The grisly lynching of a 13-year-old boy accused of theft has triggered angry protests in Bangladesh, after footage of the killing went viral on social media.
The clip shows the victim, Samiul Alam Rajon, tied to a post and beaten with a metal rod, while his attackers laugh and jeer during the attack in Kumargaon, on the outskirts of Sylhet.
Footage of the lynching, recorded by one of the attackers, was widely viewed on social networks, prompting hundreds of angry protesters to take to the streets, demanding the killers be punished.
The victim’s pleas for mercy, or just a glass of water, were ignored by his attackers during the ordeal Sunday. A vegetable vendor, he had been accused by the men of theft.
An autopsy at Sylhet Medical College Hospital revealed he died from severe head injuries, while his body bore scores of marks.
Sylhet Metropolitan City Additional Police Commissioner SM Rokon Uddin told CNN Thursday that they had arrested eight people so far and were also seeking two further suspects, who had hidden the body after the murder.
“The way the boy was murdered was really unfortunate… over a dozen of bystanders saw the brutality, but no body even informed the police,” he said. The detective branch of the city’s police were investigating further.
The man who filmed the deadly assault was arrested Wednesday, and the device upon which it was filmed has been recovered.
The protesters claimed Rajon’s incident was not isolated, but rather exposed shortcomings in the country’s criminal justice system.
Local rights organization Odhikar said in a recent report that at least 903 people were lynched in Bangladesh since January 2009, and at least 60 people were lynched in the past six months.
“I want justice,” Rajon’s father, Sheikh Azizur Rahman, told CNN by phone.

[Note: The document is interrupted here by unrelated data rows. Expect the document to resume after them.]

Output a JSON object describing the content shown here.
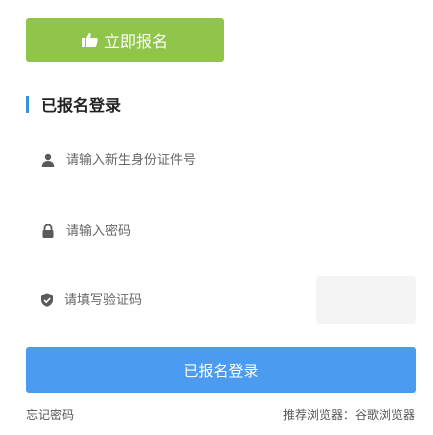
{
  "register_button": {
    "label": "立即报名",
    "icon": "thumbs-up-icon",
    "color": "#8fc54a"
  },
  "login_section": {
    "title": "已报名登录",
    "accent_color": "#3b8fd9"
  },
  "fields": {
    "id_number": {
      "placeholder": "请输入新生身份证件号",
      "value": "",
      "icon": "user-icon"
    },
    "password": {
      "placeholder": "请输入密码",
      "value": "",
      "icon": "lock-icon"
    },
    "verification_code": {
      "placeholder": "请填写验证码",
      "value": "",
      "icon": "shield-check-icon"
    }
  },
  "login_button": {
    "label": "已报名登录",
    "color": "#4b9bf0"
  },
  "footer": {
    "forgot_password": "忘记密码",
    "browser_prefix": "推荐浏览器：",
    "browser_name": "谷歌浏览器"
  }
}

He said Rajon, the eldest of his two sons, had begun working as a street vendor to support the family. Rahman, who suffers from heart disease, said he could not earn enough on his own.
“I’ve sent him for work as I couldn’t support his schooling because of poverty,” Rahman said.
Rahman said Rajon had struggled with schooling, and had had difficulties speaking in the past.
The State Minister for Home Affairs, Asaduzzaman Khan, described the case as “really unfortunate,” and said police had been instructed to go tough against the killers. “No one will be spared,” he said.
Rahman, however, was not convinced. He said the entire family was traumatized and feared further reprisal by the killers.
“They (the killers) are powerful but I’m not… they can do anything… Now I’m scared (for) my life,” he said.